I'm a guy, a sales manager, and a someone tired of seeing so many statements taken so literally, but, having said all that...
...I find just about everything in those statements to be absurd. He's an idiot. He's given me a reason to root against Vandy, and that takes some doing.
2 years, 3 months ago on VU’s Franklin Won’t Hire A Guy With An Ugly Wife?
@USCTraveler I think the P12 had 1 win OOC against a Top 25 team last year prior to bowl season - ASU versus Mizzou.
A conference champion playoff model really kills the motivation for stronger OOC. At that point, the goal becomes simple - win your conference. Running the risk of injury in those more rigorous OOC games, especially the ones played late in the season, becomes a real danger to a coach's career. Imagine Barkley getting injured against ND with a P12 title shot already wrapped up. Why even play the game, unless it's necessary for recruiting?
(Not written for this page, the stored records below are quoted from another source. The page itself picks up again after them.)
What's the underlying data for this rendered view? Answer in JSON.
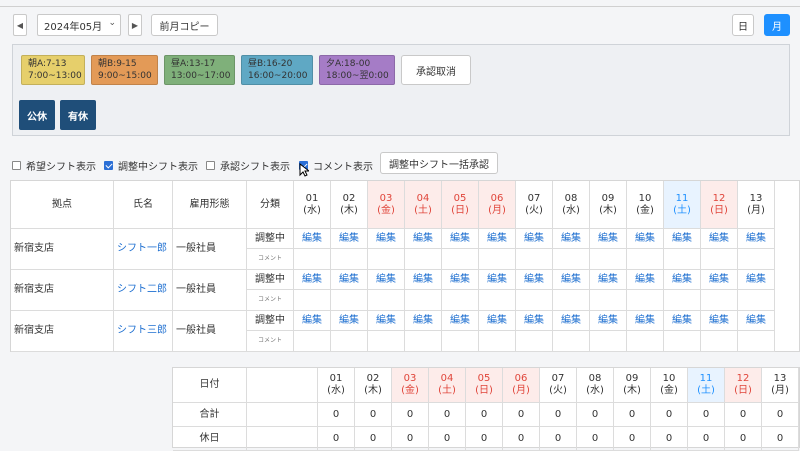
{
  "toolbar": {
    "prev": "◀",
    "next": "▶",
    "month": "2024年05月",
    "copy_prev": "前月コピー",
    "view_day": "日",
    "view_month": "月"
  },
  "shifts": [
    {
      "line1": "朝A:7-13",
      "line2": "7:00~13:00",
      "color": "#e6cf6b"
    },
    {
      "line1": "朝B:9-15",
      "line2": "9:00~15:00",
      "color": "#e39a57"
    },
    {
      "line1": "昼A:13-17",
      "line2": "13:00~17:00",
      "color": "#7fb07a"
    },
    {
      "line1": "昼B:16-20",
      "line2": "16:00~20:00",
      "color": "#5fa8c4"
    },
    {
      "line1": "夕A:18-00",
      "line2": "18:00~翌0:00",
      "color": "#a57cc6"
    }
  ],
  "approve_cancel": "承認取消",
  "leave_buttons": [
    "公休",
    "有休"
  ],
  "options": {
    "wish": "希望シフト表示",
    "adjusting": "調整中シフト表示",
    "approved": "承認シフト表示",
    "comment": "コメント表示",
    "bulk_approve": "調整中シフト一括承認"
  },
  "table": {
    "headers": {
      "base": "拠点",
      "name": "氏名",
      "employment": "雇用形態",
      "category": "分類"
    },
    "days": [
      {
        "d": "01",
        "w": "(水)",
        "type": "normal"
      },
      {
        "d": "02",
        "w": "(木)",
        "type": "normal"
      },
      {
        "d": "03",
        "w": "(金)",
        "type": "holiday"
      },
      {
        "d": "04",
        "w": "(土)",
        "type": "holiday"
      },
      {
        "d": "05",
        "w": "(日)",
        "type": "holiday"
      },
      {
        "d": "06",
        "w": "(月)",
        "type": "holiday"
      },
      {
        "d": "07",
        "w": "(火)",
        "type": "normal"
      },
      {
        "d": "08",
        "w": "(水)",
        "type": "normal"
      },
      {
        "d": "09",
        "w": "(木)",
        "type": "normal"
      },
      {
        "d": "10",
        "w": "(金)",
        "type": "normal"
      },
      {
        "d": "11",
        "w": "(土)",
        "type": "sat"
      },
      {
        "d": "12",
        "w": "(日)",
        "type": "holiday"
      },
      {
        "d": "13",
        "w": "(月)",
        "type": "normal"
      }
    ],
    "edit_label": "編集",
    "category_adjusting": "調整中",
    "category_comment": "コメント",
    "rows": [
      {
        "base": "新宿支店",
        "name": "シフト一郎",
        "employment": "一般社員"
      },
      {
        "base": "新宿支店",
        "name": "シフト二郎",
        "employment": "一般社員"
      },
      {
        "base": "新宿支店",
        "name": "シフト三郎",
        "employment": "一般社員"
      }
    ]
  },
  "summary": {
    "date_label": "日付",
    "days": [
      {
        "d": "01",
        "w": "(水)",
        "type": "normal"
      },
      {
        "d": "02",
        "w": "(木)",
        "type": "normal"
      },
      {
        "d": "03",
        "w": "(金)",
        "type": "holiday"
      },
      {
        "d": "04",
        "w": "(土)",
        "type": "holiday"
      },
      {
        "d": "05",
        "w": "(日)",
        "type": "holiday"
      },
      {
        "d": "06",
        "w": "(月)",
        "type": "holiday"
      },
      {
        "d": "07",
        "w": "(火)",
        "type": "normal"
      },
      {
        "d": "08",
        "w": "(水)",
        "type": "normal"
      },
      {
        "d": "09",
        "w": "(木)",
        "type": "normal"
      },
      {
        "d": "10",
        "w": "(金)",
        "type": "normal"
      },
      {
        "d": "11",
        "w": "(土)",
        "type": "sat"
      },
      {
        "d": "12",
        "w": "(日)",
        "type": "holiday"
      },
      {
        "d": "13",
        "w": "(月)",
        "type": "normal"
      }
    ],
    "rows": [
      {
        "label": "合計",
        "values": [
          "0",
          "0",
          "0",
          "0",
          "0",
          "0",
          "0",
          "0",
          "0",
          "0",
          "0",
          "0",
          "0"
        ]
      },
      {
        "label": "休日",
        "values": [
          "0",
          "0",
          "0",
          "0",
          "0",
          "0",
          "0",
          "0",
          "0",
          "0",
          "0",
          "0",
          "0"
        ]
      }
    ]
  }
}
2 years, 3 months ago on Push Begins For Regular-Season Big 12-SEC Games, But SEC-ACC Games May Make More Sense
Fantastic job, John.
I can't see the SEC/B12 accepting an arrangement where their teams face off to determine someone to face the B1G/P12 winner. Most years, the SEC/B12 teams would be 1 and 2 seeds in a 4 team playoff. I could see these two bowls evolving into semi-finals, but that involves logistical and legal complications.
If the ACC cracks up, it's 2 biggest prices would be FSU and UNC, followed by VaTech, Duke, and NC State. North Carolina is the 10th largest state in the country for eyeballs, and most of that population falls in the Charlotte/Raleigh-Durham/Greensbor-Winston Salem media markets - both a large and affluent demographic. Only UNC really draws well across the state, and you see their merchandise prominently across the country.
So, where does UNC end up, and who do they take with them? I cannot see UNC, Duke and State splitting. The campuses are within rock-throwing distance of each other. They are all three research powerhouses with enormous common business interests in the area. Yes, I'm a Tar Heel by sheep skin, Bama fan by birth. It's not a bad fan life.
2 years, 4 months ago on SEC And Big 12 Agree To New Bowl, But What Else Does It Mean? And For Whom?